:: Records to process ::

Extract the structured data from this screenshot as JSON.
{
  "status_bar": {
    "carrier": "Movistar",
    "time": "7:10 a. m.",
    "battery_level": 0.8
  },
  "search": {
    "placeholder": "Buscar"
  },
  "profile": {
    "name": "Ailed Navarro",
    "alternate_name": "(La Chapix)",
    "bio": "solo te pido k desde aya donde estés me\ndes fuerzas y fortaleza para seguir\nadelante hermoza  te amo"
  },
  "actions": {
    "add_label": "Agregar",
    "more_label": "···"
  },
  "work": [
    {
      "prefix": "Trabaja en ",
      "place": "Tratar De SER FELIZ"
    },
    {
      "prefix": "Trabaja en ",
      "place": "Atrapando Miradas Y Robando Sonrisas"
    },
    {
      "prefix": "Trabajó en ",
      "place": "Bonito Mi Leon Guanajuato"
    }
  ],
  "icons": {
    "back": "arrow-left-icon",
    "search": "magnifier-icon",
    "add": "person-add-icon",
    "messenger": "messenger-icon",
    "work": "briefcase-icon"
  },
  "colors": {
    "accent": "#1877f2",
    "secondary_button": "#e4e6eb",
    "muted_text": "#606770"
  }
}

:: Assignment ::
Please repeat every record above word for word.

:: Task output ::
Extract the structured data from this screenshot as JSON.
{
  "status_bar": {
    "carrier": "Movistar",
    "time": "7:10 a. m.",
    "battery_level": 0.8
  },
  "search": {
    "placeholder": "Buscar"
  },
  "profile": {
    "name": "Ailed Navarro",
    "alternate_name": "(La Chapix)",
    "bio": "solo te pido k desde aya donde estés me\ndes fuerzas y fortaleza para seguir\nadelante hermoza  te amo"
  },
  "actions": {
    "add_label": "Agregar",
    "more_label": "···"
  },
  "work": [
    {
      "prefix": "Trabaja en ",
      "place": "Tratar De SER FELIZ"
    },
    {
      "prefix": "Trabaja en ",
      "place": "Atrapando Miradas Y Robando Sonrisas"
    },
    {
      "prefix": "Trabajó en ",
      "place": "Bonito Mi Leon Guanajuato"
    }
  ],
  "icons": {
    "back": "arrow-left-icon",
    "search": "magnifier-icon",
    "add": "person-add-icon",
    "messenger": "messenger-icon",
    "work": "briefcase-icon"
  },
  "colors": {
    "accent": "#1877f2",
    "secondary_button": "#e4e6eb",
    "muted_text": "#606770"
  }
}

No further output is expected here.